The risks for any Global economy are always around the corner, some may be more difficult to anticipate than others, such as a war, the sudden collapse of financial markets or a major natural disaster.
Other times, there are signs that alert economists of potential threats and this makes it possible to make forecasts in the short and medium term.
Looking ahead to 2018, there are several international organizations that have drawn up lists of the risks that are on the horizon for the global economy, starting in 2018.
Although an overall growth rate of 3.1% is expected this year, there are uncertainties that persist and latent risks.
These are some of the risks they project for 2018 experts consulted by Conspiracy Talk News who are dedicated to analysing the evolution of the world economy:
Abrupt hardening of international financing conditions . This risk could materialise if financial markets reassess the speed at which the central banks of advanced economies will normalise their monetary policies, for example, if inflation in these economies increases more than expected.
- Rapid readjustment in the stock markets . This risk has increased due to the very high levels registered in the most important stock exchanges in the world, as well as the very low interest rates worldwide, conditions that could change abruptly and generate financial stress.
- Increase in restrictions on trade . This risk has increased due to protectionist inclinations in some of the most important economies, such as the United States.
- Increase in uncertainty in economic policy matters. Drastic changes in the management of the economy could affect investment decisions.
- Increase in geopolitical tensions . A resurgence of these tensions, for example, in the Korean peninsula or in the Middle East, could undermine confidence and damage economic activity.
- Geopolitical and stability risks of institutions and global rules. For example, what will happen with the World Trade Organization, NAFTA, or an escalation of tensions between the United States and North Korea, or between the United States and China. We are not in a bubble zone, but there is an increase in geopolitical risks.
- Fall in productivity growth , both in developed and emerging countries. I am referring to productivity in the sense of how we combine new technologies, capital and work. There is less growth than we had in the past. The world still does not know how to use new technologies in production systems. And the other element that influences is the aging of the population.
- The inflationary surprise . Now there is a broad consensus in the world that we are in a stage of low structural inflations, with very kind monetary conditions, with exuberant markets that have created financial wealth with little volatility. This has caused a recovery synchronization. Now, if inflation rises in the United States (which is what is expected), there would be increases in the interest rate and change the scenario.

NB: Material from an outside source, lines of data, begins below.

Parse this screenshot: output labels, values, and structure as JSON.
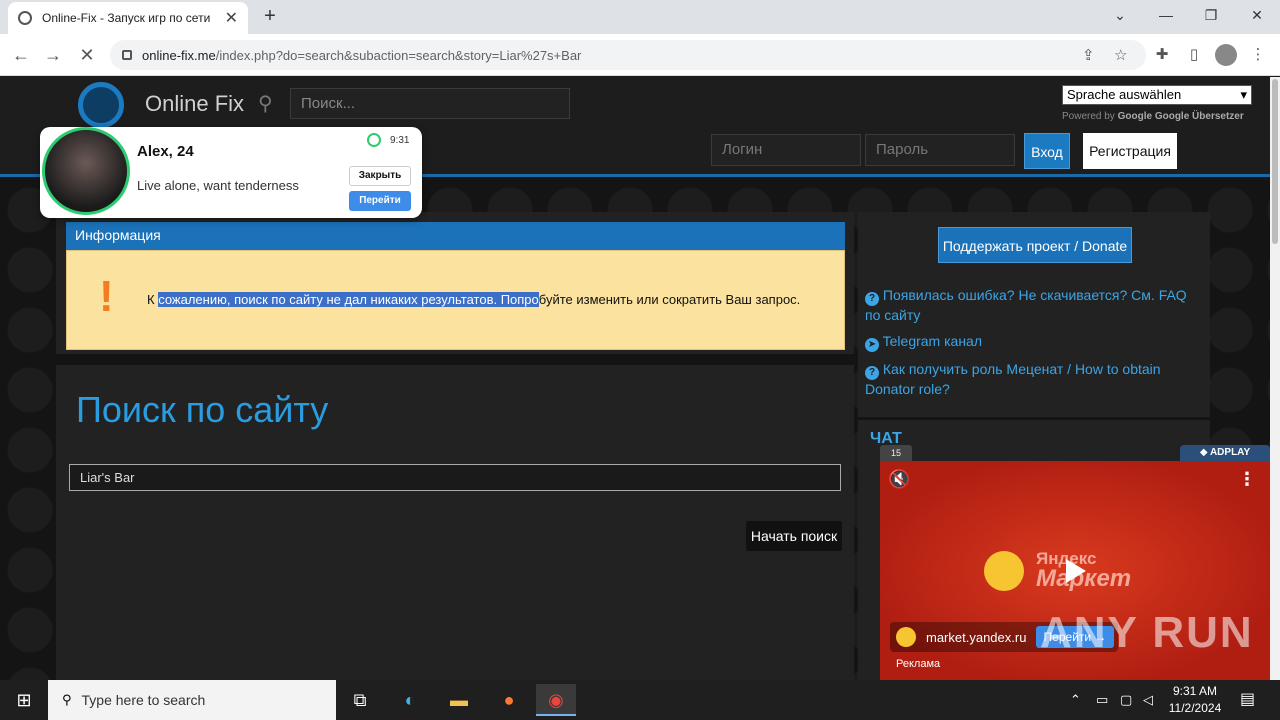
{
  "browser": {
    "tab_title": "Online-Fix - Запуск игр по сети",
    "url_host": "online-fix.me",
    "url_path": "/index.php?do=search&subaction=search&story=Liar%27s+Bar"
  },
  "site": {
    "name": "Online Fix",
    "search_placeholder": "Поиск...",
    "lang_select": "Sprache auswählen",
    "powered_by": "Powered by",
    "google": "Google",
    "translate": "Google Übersetzer",
    "login_placeholder": "Логин",
    "password_placeholder": "Пароль",
    "login_button": "Вход",
    "register_button": "Регистрация"
  },
  "info": {
    "heading": "Информация",
    "text_before": "К ",
    "text_highlight": "сожалению, поиск по сайту не дал никаких результатов. Попро",
    "text_after": "буйте изменить или сократить Ваш запрос."
  },
  "search": {
    "title": "Поиск по сайту",
    "query": "Liar's Bar",
    "submit": "Начать поиск"
  },
  "sidebar": {
    "donate": "Поддержать проект / Donate",
    "links": [
      "Появилась ошибка? Не скачивается? См. FAQ по сайту",
      "Telegram канал",
      "Как получить роль Меценат / How to obtain Donator role?"
    ],
    "chat_label": "ЧАТ"
  },
  "popup": {
    "name": "Alex, 24",
    "message": "Live alone, want tenderness",
    "time": "9:31",
    "close": "Закрыть",
    "go": "Перейти"
  },
  "ad": {
    "counter": "15",
    "brand": "ADPLAY",
    "logo_line1": "Яндекс",
    "logo_line2": "Маркет",
    "domain": "market.yandex.ru",
    "go": "Перейти →",
    "label": "Реклама"
  },
  "watermark": "ANY RUN",
  "taskbar": {
    "search_placeholder": "Type here to search",
    "time": "9:31 AM",
    "date": "11/2/2024"
  }
}
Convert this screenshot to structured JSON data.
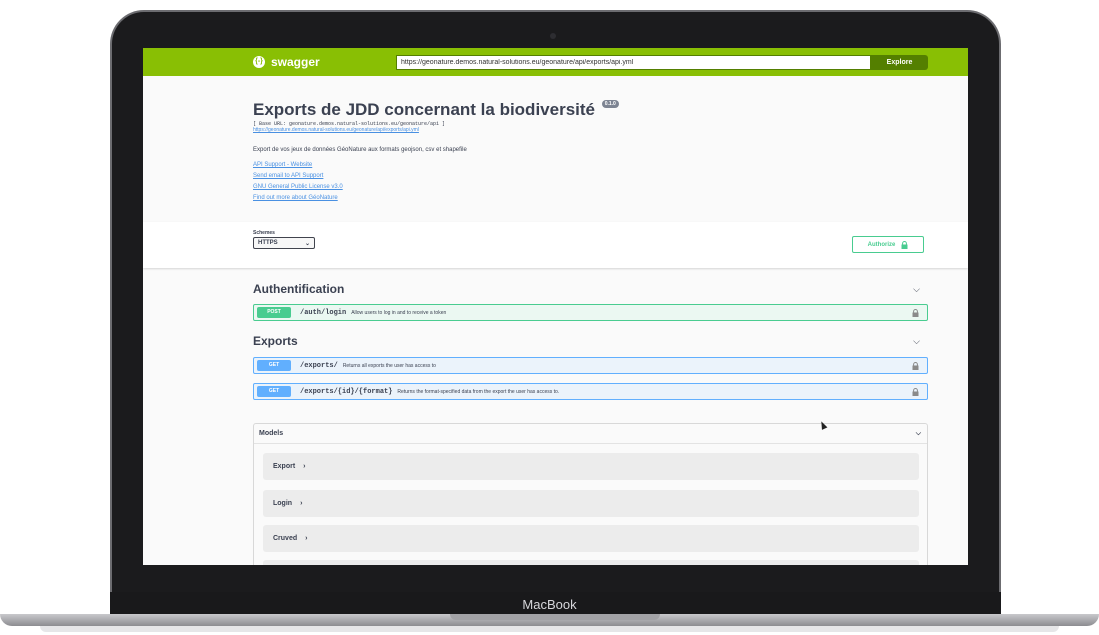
{
  "device": {
    "brand": "MacBook"
  },
  "topbar": {
    "logo_text": "swagger",
    "logo_icon": "{-}",
    "url_value": "https://geonature.demos.natural-solutions.eu/geonature/api/exports/api.yml",
    "explore_label": "Explore"
  },
  "info": {
    "title": "Exports de JDD concernant la biodiversité",
    "version": "0.1.0",
    "base_url": "[ Base URL: geonature.demos.natural-solutions.eu/geonature/api ]",
    "spec_link": "https://geonature.demos.natural-solutions.eu/geonature/api/exports/api.yml",
    "description": "Export de vos jeux de données GéoNature aux formats geojson, csv et shapefile",
    "links": [
      "API Support - Website",
      "Send email to API Support",
      "GNU General Public License v3.0",
      "Find out more about GéoNature"
    ]
  },
  "schemes": {
    "label": "Schemes",
    "selected": "HTTPS",
    "authorize_label": "Authorize"
  },
  "tags": [
    {
      "name": "Authentification",
      "operations": [
        {
          "method": "POST",
          "path": "/auth/login",
          "summary": "Allow users to log in and to receive a token"
        }
      ]
    },
    {
      "name": "Exports",
      "operations": [
        {
          "method": "GET",
          "path": "/exports/",
          "summary": "Returns all exports the user has access to"
        },
        {
          "method": "GET",
          "path": "/exports/{id}/{format}",
          "summary": "Returns the format-specified data from the export the user has access to."
        }
      ]
    }
  ],
  "models": {
    "title": "Models",
    "items": [
      "Export",
      "Login",
      "Cruved"
    ]
  },
  "icons": {
    "chevron_down": "⌵",
    "chevron_right": "›",
    "lock": "🔒",
    "select_arrow": "⌄"
  },
  "colors": {
    "topbar": "#89bf04",
    "post": "#49cc90",
    "get": "#61affe",
    "text": "#3b4151"
  }
}
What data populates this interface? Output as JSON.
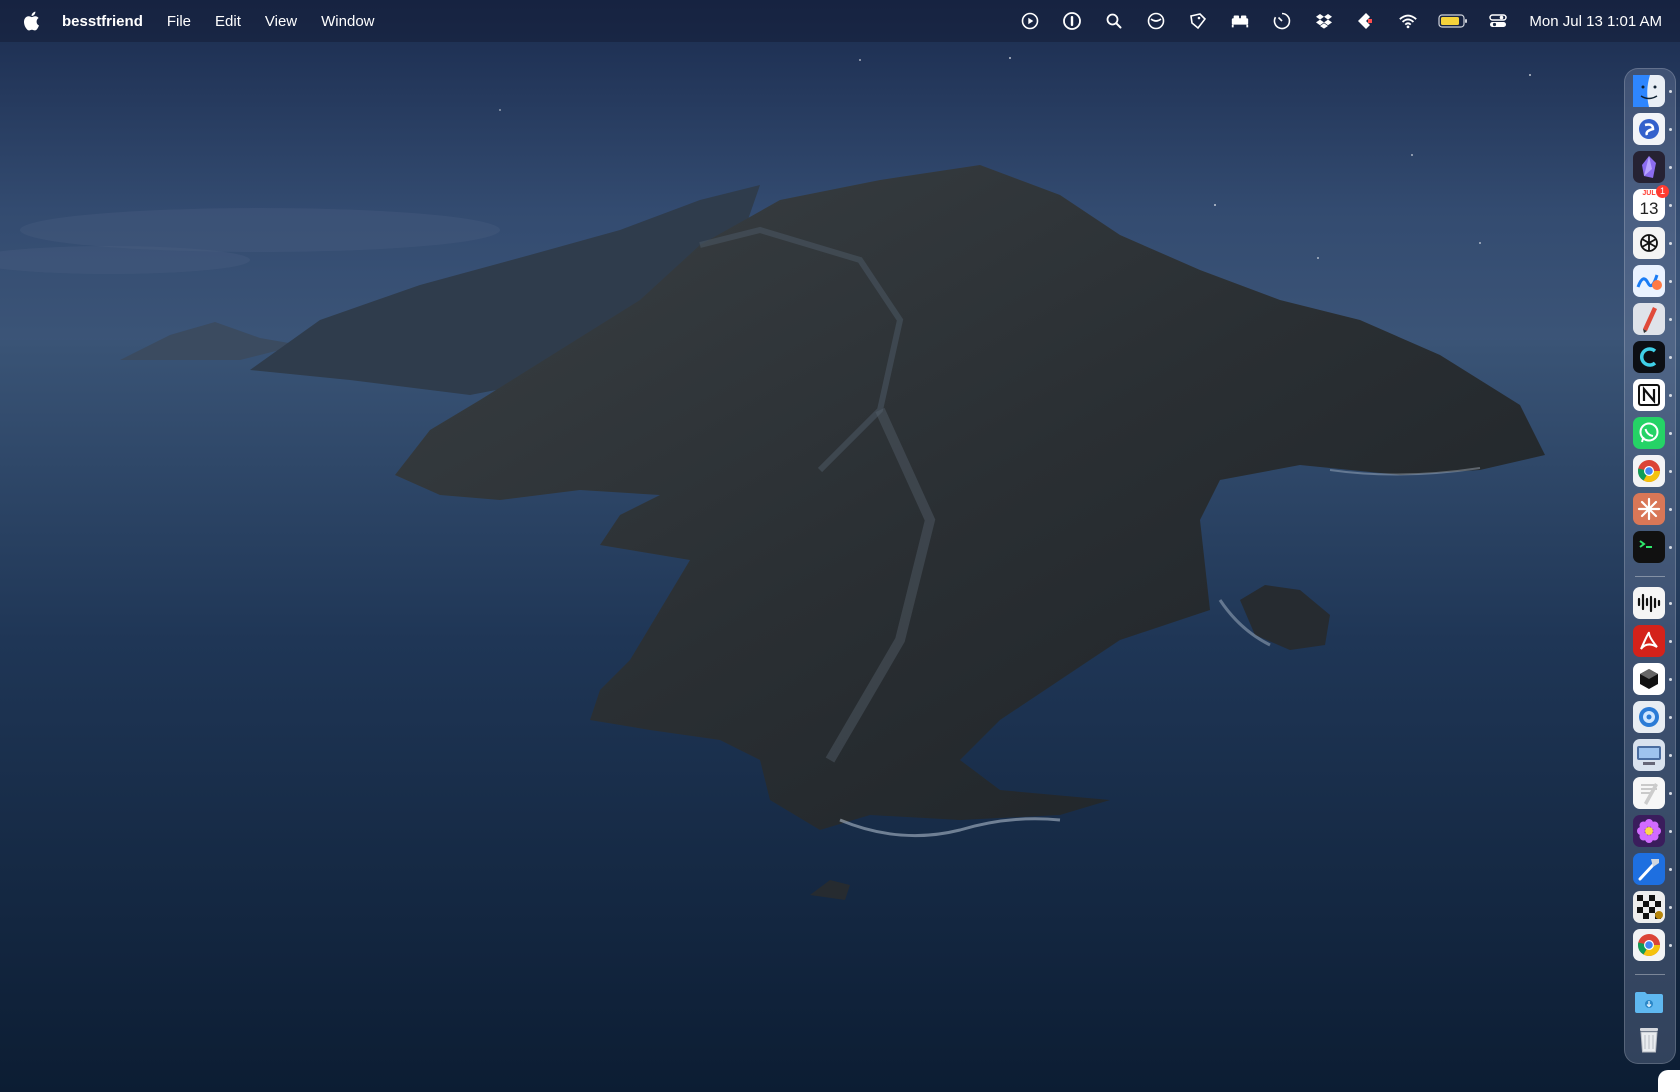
{
  "menubar": {
    "app_name": "besstfriend",
    "menus": [
      "File",
      "Edit",
      "View",
      "Window"
    ],
    "status_icons": [
      "play-circle-icon",
      "info-circle-icon",
      "search-icon",
      "do-not-disturb-icon",
      "shield-tag-icon",
      "bed-icon",
      "timer-icon",
      "dropbox-icon",
      "figma-icon",
      "wifi-icon",
      "battery-icon",
      "control-center-icon"
    ],
    "clock": "Mon Jul 13  1:01 AM"
  },
  "dock": {
    "apps": [
      {
        "name": "Finder",
        "icon": "finder-icon"
      },
      {
        "name": "Simplenote",
        "icon": "simplenote-icon"
      },
      {
        "name": "Obsidian",
        "icon": "obsidian-icon"
      },
      {
        "name": "Calendar",
        "icon": "calendar-icon",
        "month": "JUL",
        "day": "13",
        "badge": "1"
      },
      {
        "name": "ChatGPT",
        "icon": "chatgpt-icon"
      },
      {
        "name": "Freeform",
        "icon": "freeform-icon"
      },
      {
        "name": "Pencil App",
        "icon": "pencil-app-icon"
      },
      {
        "name": "Cursor Arc",
        "icon": "arc-icon"
      },
      {
        "name": "Notion",
        "icon": "notion-icon"
      },
      {
        "name": "WhatsApp",
        "icon": "whatsapp-icon"
      },
      {
        "name": "Chrome",
        "icon": "chrome-icon"
      },
      {
        "name": "Claude",
        "icon": "claude-icon"
      },
      {
        "name": "Terminal",
        "icon": "terminal-icon"
      },
      {
        "name": "Waveform",
        "icon": "waveform-icon"
      },
      {
        "name": "Acrobat",
        "icon": "acrobat-icon"
      },
      {
        "name": "Cube App",
        "icon": "cube-icon"
      },
      {
        "name": "Proxyman",
        "icon": "proxyman-icon"
      },
      {
        "name": "Screens",
        "icon": "screens-icon"
      },
      {
        "name": "TextEdit",
        "icon": "textedit-icon"
      },
      {
        "name": "Flower App",
        "icon": "flower-icon"
      },
      {
        "name": "Xcode",
        "icon": "xcode-icon"
      },
      {
        "name": "Chess",
        "icon": "chess-icon"
      },
      {
        "name": "Chrome Canary",
        "icon": "chrome-icon"
      },
      {
        "name": "Downloads",
        "icon": "downloads-folder-icon"
      },
      {
        "name": "Trash",
        "icon": "trash-icon"
      }
    ]
  }
}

- Increase in the high levels of indebtedness of the private sector and countries in many parts of the world. This implies that some of the resources destined for investment or social transfers will be used to pay the higher cost of the debt.
- There is a moral dilemma . Companies have to bet on the common good and not just dividends from shareholders. This is not a risk, but raises the question of how companies can have legitimacy before societies more tired with the increase of inequality. I believe that this debate can have an important effect.
- Climate change . This is the biggest challenge we are facing. Global warming, natural disasters, water scarcity and pollution could leave 122 million people in extreme poverty, in addition to those who are today in that situation.
- Growing inequality . The increase in income inequality and social polarization are adverse consequences of hyperglobalization, especially in the developed world. Today there are eight people who concentrate wealth similar to the poorest 50% of the world’s population. Inequality threatens the economic and social sustainability of the current development paradigm and its costs threaten well-being, investment and innovation.
- Decreased confidence in democracy . A culture based on privileges transforms differences into inequalities. These social tensions, combined with uncertainty, have weakened public confidence in democratic institutions.
- Crisis of multilateral-ism . Long and persistent current account imbalances, together with changes in the location of companies and the worsening of working conditions, have led to a resurgence of protectionism in many countries. This, combined with inefficient trade negotiations, has weakened the international multilateral system.
- Unequal impact of technological disruption . More than 40% of humanity is still disconnected, does not participate, nor has a voice in the new digital economy. Just as new technologies redefine products and labour markets, the unequal distribution and consumption of these technologies affect growth and create new inequalities.